By Midsummer's, the garden is really starting to kick in and feed us. There on the traditional Scandinavian Midsummer's Eve table, along with the caraway cheese, the deviled eggs, the new potatoes and dill, the cucumbers in sour cream, the roasted baby beets, and the strawberry-rhubarb pie, is this absolutely stunning puree of asparagus and fresh garden peas: the very essence of green life.
If ever you've wondered what Midsummer's tastes like, this is it.
Bealtaine's coming up, and with it the annual problem: how do we decide who to sacrifice this year?
Well, I don't know how they go about it where you live, but one tried-and-true method is the Bealtaine Bannock.
You cook a barley-cake over an open fire and break it up into pieces. One piece you mark black with charcoal from the fire. Then everyone draws a piece and eats it. Whoever gets the black piece wins. Or loses. Whatever.
It's a old method of Choosing. The stomachs of several bog bodies have been found to contain remnants of charred bannock. Hey, if it was good enough for Lindow Man, it's good enough for me.
May the sunset cloak of shorter days enfold you May you dance with the patterns of crimson and gold leaves May you sing with owl and coyote in crisp moonlight May you savor the orangeness of pumpkin and yam and feel the sweetness of honey on your tongue. May you listen to the dreams of seed corn May elderberry strengthen you with stored sunshine May persimmon grant you a fleeting hello May the poignant flare of an October rose kiss you with hope. May your rooms be wreathed with smiles. And, may you remember the grace and wisdom found in both gathering and releasing.
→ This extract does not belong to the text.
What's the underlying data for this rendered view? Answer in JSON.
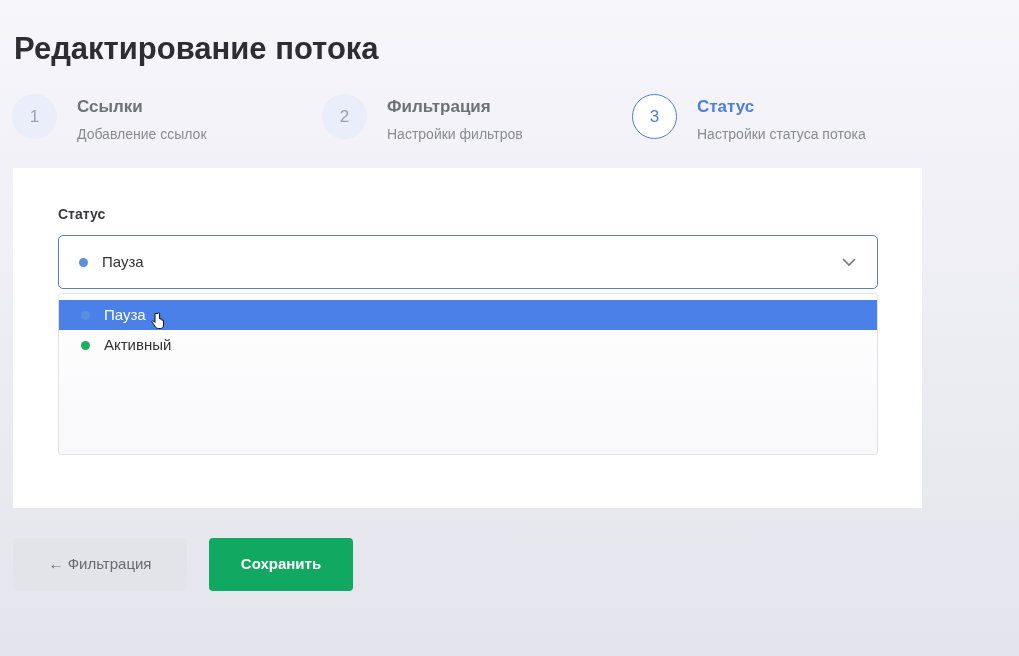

Limoncello is a glass of liquid sunshine. As the light grows and we approach Ostara, the Spring Equinox where the light overtakes the darkness, there is no better drink to celebrate the season. Sweet, tart, strong, and delicious, a little glass of limoncello is like drinking in the growing sun.
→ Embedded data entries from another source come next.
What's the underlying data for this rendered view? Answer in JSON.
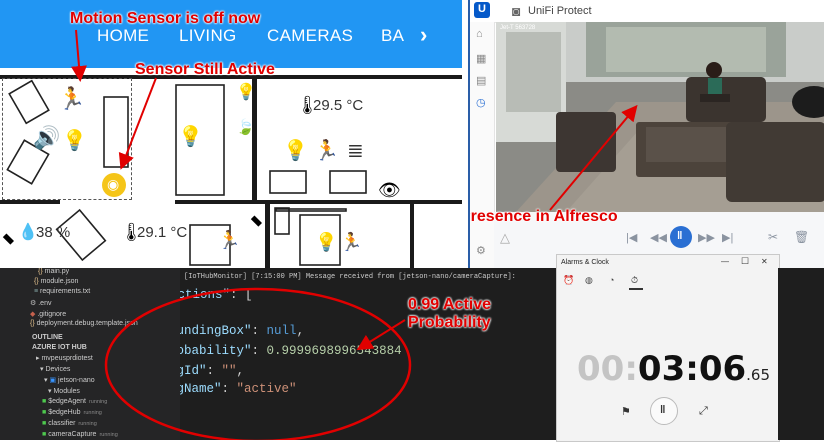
{
  "annotations": {
    "motion_off": "Motion Sensor is off now",
    "sensor_active": "Sensor Still Active",
    "presence": "Presence in Alfresco",
    "active_prob_line1": "0.99 Active",
    "active_prob_line2": "Probability",
    "color": "#e10000"
  },
  "home": {
    "nav": [
      "HOME",
      "LIVING",
      "CAMERAS",
      "BA",
      "›"
    ],
    "temps": [
      "29.5 °C",
      "38 %",
      "29.1 °C"
    ],
    "accent": "#2196f3"
  },
  "unifi": {
    "brand": "UniFi Protect",
    "timestamp": "Jet-T 563728"
  },
  "vscode": {
    "files": [
      {
        "icon": "{}",
        "label": "main.py"
      },
      {
        "icon": "{}",
        "label": "module.json"
      },
      {
        "icon": "≡",
        "label": "requirements.txt"
      },
      {
        "icon": "⚙",
        "label": ".env"
      },
      {
        "icon": "◆",
        "label": ".gitignore"
      },
      {
        "icon": "{}",
        "label": "deployment.debug.template.json"
      }
    ],
    "outline_label": "OUTLINE",
    "iot_hub_label": "AZURE IOT HUB",
    "hub_name": "mvpeusprdiotest",
    "devices_label": "Devices",
    "device_name": "jetson-nano",
    "modules_label": "Modules",
    "modules": [
      {
        "name": "$edgeAgent",
        "status": "running"
      },
      {
        "name": "$edgeHub",
        "status": "running"
      },
      {
        "name": "classifier",
        "status": "running"
      },
      {
        "name": "cameraCapture",
        "status": "running"
      }
    ],
    "log_header": "[IoTHubMonitor] [7:15:00 PM] Message received from [jetson-nano/cameraCapture]:",
    "code": {
      "detections_key": "\"detections\"",
      "bbox_key": "\"boundingBox\"",
      "bbox_val": "null",
      "prob_key": "\"probability\"",
      "prob_val": "0.9999698996543884",
      "tagid_key": "\"tagId\"",
      "tagid_val": "\"\"",
      "tagname_key": "\"tagName\"",
      "tagname_val": "\"active\""
    }
  },
  "clock": {
    "title": "Alarms & Clock",
    "time_dim": "00:",
    "time_main": "03:06",
    "time_frac": ".65",
    "win_min": "—",
    "win_max": "☐",
    "win_close": "✕"
  }
}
Some pagans make mead, others brew beer, others steep all sorts of fruits in any strong drink they can find. I make limoncello. I first learned of limoncello while traveling in Italy. We were staying in Sorrento, a seaside town with much the same climate as my native southern California. The local drink was this delicious concoction of local lemons, sugar, water, and booze. I had to try it. After I did, I had to find the recipe.
They call it "Jewish Christmas": Chinese food and a movie.
I suppose, then, that Witches' Christmas would be Indian food and a movie.
I don't know what it is about witches and Indian, but there sure does seem to be something. No doubt there are individual Jews who don't do Chinese (overexposure as children, probably), and doubtless there are witches out there who don't relish alu gobi.
But bring some palak panir to your next coven potluck and then tell me I'm wrong.